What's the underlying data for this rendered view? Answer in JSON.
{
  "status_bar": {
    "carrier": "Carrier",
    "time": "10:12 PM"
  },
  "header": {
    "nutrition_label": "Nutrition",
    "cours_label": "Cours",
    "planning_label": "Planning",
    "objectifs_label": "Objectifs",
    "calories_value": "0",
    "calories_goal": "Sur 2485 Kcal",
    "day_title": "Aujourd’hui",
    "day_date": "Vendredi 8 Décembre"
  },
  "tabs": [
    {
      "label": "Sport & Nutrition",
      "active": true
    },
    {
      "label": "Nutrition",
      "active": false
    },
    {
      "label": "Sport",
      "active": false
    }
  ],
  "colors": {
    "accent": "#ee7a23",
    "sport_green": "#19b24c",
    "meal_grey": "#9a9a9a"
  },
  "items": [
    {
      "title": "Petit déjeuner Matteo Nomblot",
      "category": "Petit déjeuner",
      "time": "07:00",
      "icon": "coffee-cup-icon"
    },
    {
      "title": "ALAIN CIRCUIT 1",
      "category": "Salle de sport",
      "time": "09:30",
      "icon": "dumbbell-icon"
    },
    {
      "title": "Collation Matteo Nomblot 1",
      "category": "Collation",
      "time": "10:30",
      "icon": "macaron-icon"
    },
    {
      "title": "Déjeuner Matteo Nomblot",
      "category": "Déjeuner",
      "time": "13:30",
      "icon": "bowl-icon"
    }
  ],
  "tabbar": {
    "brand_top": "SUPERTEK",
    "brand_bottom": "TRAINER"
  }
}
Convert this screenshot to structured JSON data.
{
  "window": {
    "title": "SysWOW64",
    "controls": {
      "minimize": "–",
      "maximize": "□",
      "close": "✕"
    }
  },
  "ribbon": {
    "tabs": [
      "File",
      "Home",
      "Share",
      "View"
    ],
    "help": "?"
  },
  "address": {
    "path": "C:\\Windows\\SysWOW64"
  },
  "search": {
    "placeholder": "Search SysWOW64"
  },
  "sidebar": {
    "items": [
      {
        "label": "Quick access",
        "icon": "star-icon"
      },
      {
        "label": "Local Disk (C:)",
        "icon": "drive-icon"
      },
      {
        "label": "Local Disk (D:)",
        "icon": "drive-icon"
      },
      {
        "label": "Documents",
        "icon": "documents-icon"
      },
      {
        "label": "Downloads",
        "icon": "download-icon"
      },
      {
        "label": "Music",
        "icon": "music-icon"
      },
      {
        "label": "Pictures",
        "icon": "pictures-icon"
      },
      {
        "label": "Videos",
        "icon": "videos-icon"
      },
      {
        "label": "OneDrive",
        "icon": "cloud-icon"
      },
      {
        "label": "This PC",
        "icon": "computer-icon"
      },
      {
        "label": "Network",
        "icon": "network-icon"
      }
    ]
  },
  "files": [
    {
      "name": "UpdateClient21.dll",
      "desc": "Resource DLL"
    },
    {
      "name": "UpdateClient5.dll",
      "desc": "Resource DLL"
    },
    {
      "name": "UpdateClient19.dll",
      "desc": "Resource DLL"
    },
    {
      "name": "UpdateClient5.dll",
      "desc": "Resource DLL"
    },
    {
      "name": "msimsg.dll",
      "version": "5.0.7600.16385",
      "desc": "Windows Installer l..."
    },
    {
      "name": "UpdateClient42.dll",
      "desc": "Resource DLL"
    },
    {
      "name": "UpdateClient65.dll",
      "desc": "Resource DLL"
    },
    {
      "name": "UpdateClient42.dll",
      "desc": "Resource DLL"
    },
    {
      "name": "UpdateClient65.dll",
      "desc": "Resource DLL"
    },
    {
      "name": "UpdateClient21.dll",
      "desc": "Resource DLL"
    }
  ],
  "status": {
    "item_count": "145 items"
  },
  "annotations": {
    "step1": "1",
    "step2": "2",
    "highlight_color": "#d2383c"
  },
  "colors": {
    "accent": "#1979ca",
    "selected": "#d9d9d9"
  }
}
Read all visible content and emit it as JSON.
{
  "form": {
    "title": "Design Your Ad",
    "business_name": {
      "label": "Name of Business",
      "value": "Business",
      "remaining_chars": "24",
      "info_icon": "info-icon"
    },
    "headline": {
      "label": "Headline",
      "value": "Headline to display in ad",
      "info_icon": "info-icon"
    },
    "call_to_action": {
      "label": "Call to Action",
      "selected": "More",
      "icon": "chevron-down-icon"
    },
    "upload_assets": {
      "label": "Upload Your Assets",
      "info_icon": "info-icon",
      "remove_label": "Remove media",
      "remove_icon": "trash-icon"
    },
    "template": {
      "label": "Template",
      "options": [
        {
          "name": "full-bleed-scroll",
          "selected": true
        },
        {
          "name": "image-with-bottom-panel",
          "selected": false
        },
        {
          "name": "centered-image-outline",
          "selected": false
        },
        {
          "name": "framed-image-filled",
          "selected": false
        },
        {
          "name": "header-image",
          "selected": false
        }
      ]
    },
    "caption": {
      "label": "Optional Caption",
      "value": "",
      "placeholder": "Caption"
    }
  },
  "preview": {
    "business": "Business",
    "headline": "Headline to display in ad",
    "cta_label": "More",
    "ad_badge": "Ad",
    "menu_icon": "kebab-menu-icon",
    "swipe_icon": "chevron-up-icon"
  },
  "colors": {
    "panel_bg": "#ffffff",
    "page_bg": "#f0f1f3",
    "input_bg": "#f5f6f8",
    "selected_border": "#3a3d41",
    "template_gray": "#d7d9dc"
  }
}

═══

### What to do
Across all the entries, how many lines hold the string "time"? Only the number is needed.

### Reply to the exercise
5